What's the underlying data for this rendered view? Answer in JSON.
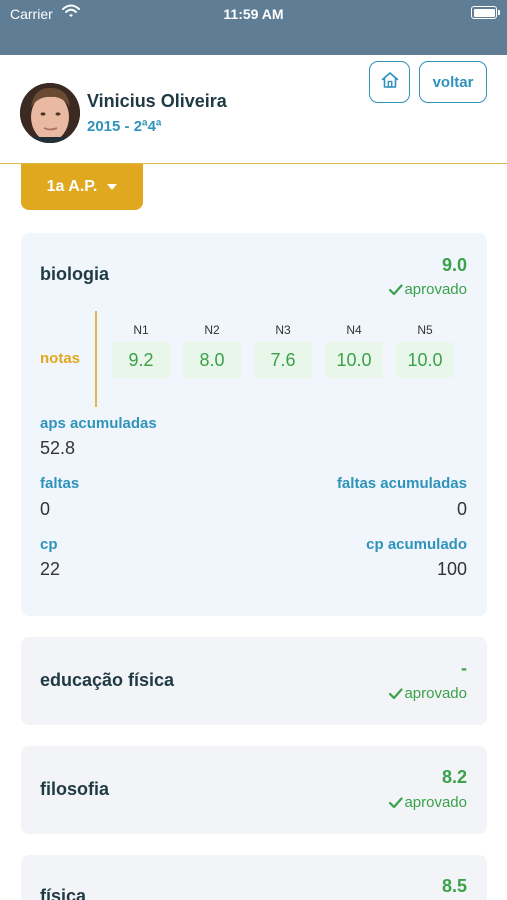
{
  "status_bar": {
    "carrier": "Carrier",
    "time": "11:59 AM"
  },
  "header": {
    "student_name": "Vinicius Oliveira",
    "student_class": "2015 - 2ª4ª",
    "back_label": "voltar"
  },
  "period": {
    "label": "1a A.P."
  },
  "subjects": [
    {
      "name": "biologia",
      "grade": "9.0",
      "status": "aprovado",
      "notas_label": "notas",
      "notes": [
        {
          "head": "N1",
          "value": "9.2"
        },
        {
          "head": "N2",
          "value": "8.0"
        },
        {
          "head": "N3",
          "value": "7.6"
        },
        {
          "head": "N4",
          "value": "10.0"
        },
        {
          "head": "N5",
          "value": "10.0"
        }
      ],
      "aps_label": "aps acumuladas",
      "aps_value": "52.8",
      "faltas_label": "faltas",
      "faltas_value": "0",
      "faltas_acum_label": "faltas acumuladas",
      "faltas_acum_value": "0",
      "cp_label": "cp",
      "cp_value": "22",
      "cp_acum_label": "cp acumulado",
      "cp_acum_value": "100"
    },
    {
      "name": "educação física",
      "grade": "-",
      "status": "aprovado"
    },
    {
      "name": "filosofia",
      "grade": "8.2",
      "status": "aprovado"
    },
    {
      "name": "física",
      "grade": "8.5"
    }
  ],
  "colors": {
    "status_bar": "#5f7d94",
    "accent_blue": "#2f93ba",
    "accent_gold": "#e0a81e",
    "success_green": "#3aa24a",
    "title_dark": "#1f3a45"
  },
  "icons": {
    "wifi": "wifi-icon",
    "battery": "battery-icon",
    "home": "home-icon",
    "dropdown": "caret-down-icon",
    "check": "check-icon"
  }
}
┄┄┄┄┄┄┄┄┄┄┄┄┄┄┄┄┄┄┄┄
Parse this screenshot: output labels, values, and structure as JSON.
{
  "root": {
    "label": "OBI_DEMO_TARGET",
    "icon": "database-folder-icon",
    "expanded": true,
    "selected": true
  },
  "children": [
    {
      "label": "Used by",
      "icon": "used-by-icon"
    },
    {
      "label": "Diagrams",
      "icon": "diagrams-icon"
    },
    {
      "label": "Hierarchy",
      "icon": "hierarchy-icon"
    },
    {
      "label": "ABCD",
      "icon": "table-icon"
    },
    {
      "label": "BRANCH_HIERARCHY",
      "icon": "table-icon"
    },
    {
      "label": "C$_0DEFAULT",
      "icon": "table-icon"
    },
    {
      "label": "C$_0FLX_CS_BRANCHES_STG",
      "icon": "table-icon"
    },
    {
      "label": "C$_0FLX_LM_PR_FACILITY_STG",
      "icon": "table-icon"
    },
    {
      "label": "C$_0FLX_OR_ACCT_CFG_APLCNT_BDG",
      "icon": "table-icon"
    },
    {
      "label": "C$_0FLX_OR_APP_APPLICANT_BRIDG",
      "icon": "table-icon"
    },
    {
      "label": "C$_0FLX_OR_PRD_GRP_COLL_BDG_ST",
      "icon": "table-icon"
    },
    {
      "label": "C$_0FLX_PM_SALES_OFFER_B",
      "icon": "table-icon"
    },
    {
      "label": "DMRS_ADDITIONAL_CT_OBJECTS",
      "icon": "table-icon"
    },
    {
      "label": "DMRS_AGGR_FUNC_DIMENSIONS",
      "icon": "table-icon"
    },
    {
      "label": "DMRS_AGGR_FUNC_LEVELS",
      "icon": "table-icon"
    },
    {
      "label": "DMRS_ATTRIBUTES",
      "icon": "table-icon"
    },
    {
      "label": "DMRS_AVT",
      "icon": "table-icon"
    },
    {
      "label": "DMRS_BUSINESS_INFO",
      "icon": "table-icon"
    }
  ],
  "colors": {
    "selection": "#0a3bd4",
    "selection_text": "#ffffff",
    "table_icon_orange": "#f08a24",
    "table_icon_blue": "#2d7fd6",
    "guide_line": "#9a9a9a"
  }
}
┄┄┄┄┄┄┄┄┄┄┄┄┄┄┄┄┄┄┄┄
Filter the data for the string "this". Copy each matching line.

> [RESPONSE TO THE EXERCISE]:
What's the underlying data for this rendered view? Answer in JSON.
Parse this screenshot: output labels, values, and structure as JSON.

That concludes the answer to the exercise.